"You can grow food almost anywhere," said Tippens, who was inspired to use his truck as a garden by the movie "Truck Farm." "The truck farm is a container. We just put in the fall crop of mustard greens, kale, cabbage, broccoli and lettuce."
He said some Chattanooga families have to decide whether to pay utilities or buy food at the end of the month, so gardening is a good solution to their financial problems. He focuses on teaching low-income families how to garden, using discarded lumber, chicken wire and burlap sacks to form a basket gardening bed in the bed of his truck.
The original truck farm began in Brooklyn, N.Y, but all truck farmers use their own gardening strategies, according to him.
"You can stretch your food budget several hundred dollars per year if you grow your own food," said Tippens, who will soon have mustard greens to harvest. "Fall is a great time to grow vegetables."
The food he grows goes to "whoever needs it."
Recently, Tippens showed children at New City Fellowship's afterschool program how to grow spinach inside a recyclable container. He mixed soil, bone meal, kelp meal and spinach seeds in each container and helped students water the plants.

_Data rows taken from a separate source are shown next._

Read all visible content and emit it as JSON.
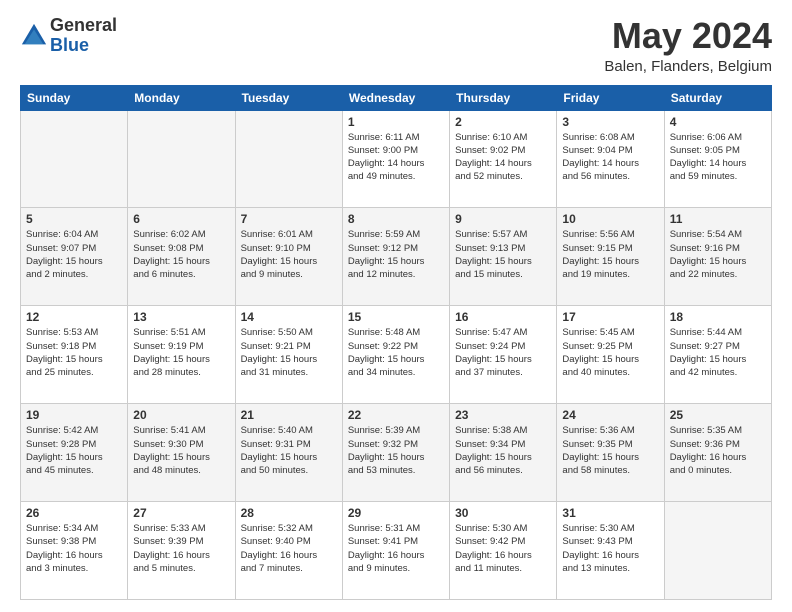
{
  "logo": {
    "general": "General",
    "blue": "Blue"
  },
  "header": {
    "month": "May 2024",
    "location": "Balen, Flanders, Belgium"
  },
  "weekdays": [
    "Sunday",
    "Monday",
    "Tuesday",
    "Wednesday",
    "Thursday",
    "Friday",
    "Saturday"
  ],
  "weeks": [
    [
      {
        "day": "",
        "info": ""
      },
      {
        "day": "",
        "info": ""
      },
      {
        "day": "",
        "info": ""
      },
      {
        "day": "1",
        "info": "Sunrise: 6:11 AM\nSunset: 9:00 PM\nDaylight: 14 hours\nand 49 minutes."
      },
      {
        "day": "2",
        "info": "Sunrise: 6:10 AM\nSunset: 9:02 PM\nDaylight: 14 hours\nand 52 minutes."
      },
      {
        "day": "3",
        "info": "Sunrise: 6:08 AM\nSunset: 9:04 PM\nDaylight: 14 hours\nand 56 minutes."
      },
      {
        "day": "4",
        "info": "Sunrise: 6:06 AM\nSunset: 9:05 PM\nDaylight: 14 hours\nand 59 minutes."
      }
    ],
    [
      {
        "day": "5",
        "info": "Sunrise: 6:04 AM\nSunset: 9:07 PM\nDaylight: 15 hours\nand 2 minutes."
      },
      {
        "day": "6",
        "info": "Sunrise: 6:02 AM\nSunset: 9:08 PM\nDaylight: 15 hours\nand 6 minutes."
      },
      {
        "day": "7",
        "info": "Sunrise: 6:01 AM\nSunset: 9:10 PM\nDaylight: 15 hours\nand 9 minutes."
      },
      {
        "day": "8",
        "info": "Sunrise: 5:59 AM\nSunset: 9:12 PM\nDaylight: 15 hours\nand 12 minutes."
      },
      {
        "day": "9",
        "info": "Sunrise: 5:57 AM\nSunset: 9:13 PM\nDaylight: 15 hours\nand 15 minutes."
      },
      {
        "day": "10",
        "info": "Sunrise: 5:56 AM\nSunset: 9:15 PM\nDaylight: 15 hours\nand 19 minutes."
      },
      {
        "day": "11",
        "info": "Sunrise: 5:54 AM\nSunset: 9:16 PM\nDaylight: 15 hours\nand 22 minutes."
      }
    ],
    [
      {
        "day": "12",
        "info": "Sunrise: 5:53 AM\nSunset: 9:18 PM\nDaylight: 15 hours\nand 25 minutes."
      },
      {
        "day": "13",
        "info": "Sunrise: 5:51 AM\nSunset: 9:19 PM\nDaylight: 15 hours\nand 28 minutes."
      },
      {
        "day": "14",
        "info": "Sunrise: 5:50 AM\nSunset: 9:21 PM\nDaylight: 15 hours\nand 31 minutes."
      },
      {
        "day": "15",
        "info": "Sunrise: 5:48 AM\nSunset: 9:22 PM\nDaylight: 15 hours\nand 34 minutes."
      },
      {
        "day": "16",
        "info": "Sunrise: 5:47 AM\nSunset: 9:24 PM\nDaylight: 15 hours\nand 37 minutes."
      },
      {
        "day": "17",
        "info": "Sunrise: 5:45 AM\nSunset: 9:25 PM\nDaylight: 15 hours\nand 40 minutes."
      },
      {
        "day": "18",
        "info": "Sunrise: 5:44 AM\nSunset: 9:27 PM\nDaylight: 15 hours\nand 42 minutes."
      }
    ],
    [
      {
        "day": "19",
        "info": "Sunrise: 5:42 AM\nSunset: 9:28 PM\nDaylight: 15 hours\nand 45 minutes."
      },
      {
        "day": "20",
        "info": "Sunrise: 5:41 AM\nSunset: 9:30 PM\nDaylight: 15 hours\nand 48 minutes."
      },
      {
        "day": "21",
        "info": "Sunrise: 5:40 AM\nSunset: 9:31 PM\nDaylight: 15 hours\nand 50 minutes."
      },
      {
        "day": "22",
        "info": "Sunrise: 5:39 AM\nSunset: 9:32 PM\nDaylight: 15 hours\nand 53 minutes."
      },
      {
        "day": "23",
        "info": "Sunrise: 5:38 AM\nSunset: 9:34 PM\nDaylight: 15 hours\nand 56 minutes."
      },
      {
        "day": "24",
        "info": "Sunrise: 5:36 AM\nSunset: 9:35 PM\nDaylight: 15 hours\nand 58 minutes."
      },
      {
        "day": "25",
        "info": "Sunrise: 5:35 AM\nSunset: 9:36 PM\nDaylight: 16 hours\nand 0 minutes."
      }
    ],
    [
      {
        "day": "26",
        "info": "Sunrise: 5:34 AM\nSunset: 9:38 PM\nDaylight: 16 hours\nand 3 minutes."
      },
      {
        "day": "27",
        "info": "Sunrise: 5:33 AM\nSunset: 9:39 PM\nDaylight: 16 hours\nand 5 minutes."
      },
      {
        "day": "28",
        "info": "Sunrise: 5:32 AM\nSunset: 9:40 PM\nDaylight: 16 hours\nand 7 minutes."
      },
      {
        "day": "29",
        "info": "Sunrise: 5:31 AM\nSunset: 9:41 PM\nDaylight: 16 hours\nand 9 minutes."
      },
      {
        "day": "30",
        "info": "Sunrise: 5:30 AM\nSunset: 9:42 PM\nDaylight: 16 hours\nand 11 minutes."
      },
      {
        "day": "31",
        "info": "Sunrise: 5:30 AM\nSunset: 9:43 PM\nDaylight: 16 hours\nand 13 minutes."
      },
      {
        "day": "",
        "info": ""
      }
    ]
  ]
}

He showed the students that broccoli, cabbage, collard greens and spinach are growing in the box garden at the church.
"To be able to add fresh vegetables adds nutrition to the meal," said Tippens, who attends New City Fellowship. "That's one of the big problems in neighborhoods within the city. They don't have access to nutritious food. It's a food desert here."
He said New City has done a food pantry for 30 years, but churches can only help so much, which is why he wants to encourage people to grow their own food. He said Chattanooga residents should create community gardens in vacant lots to feed neighborhoods.
"Gardening is health care reform," said Tippens. "It's a great method of improving the health of a family."
The truck farm is a new addition to Tippens' nonprofit Fair Share. He began growing produce at New City Fellowship through the New City Roots campaign last spring.
"Farming has been a lifelong interest of mine," he said. "That's the beauty of growing food; you don't need a college degree. It's common sense. You need good soil, adequate sunlight and water."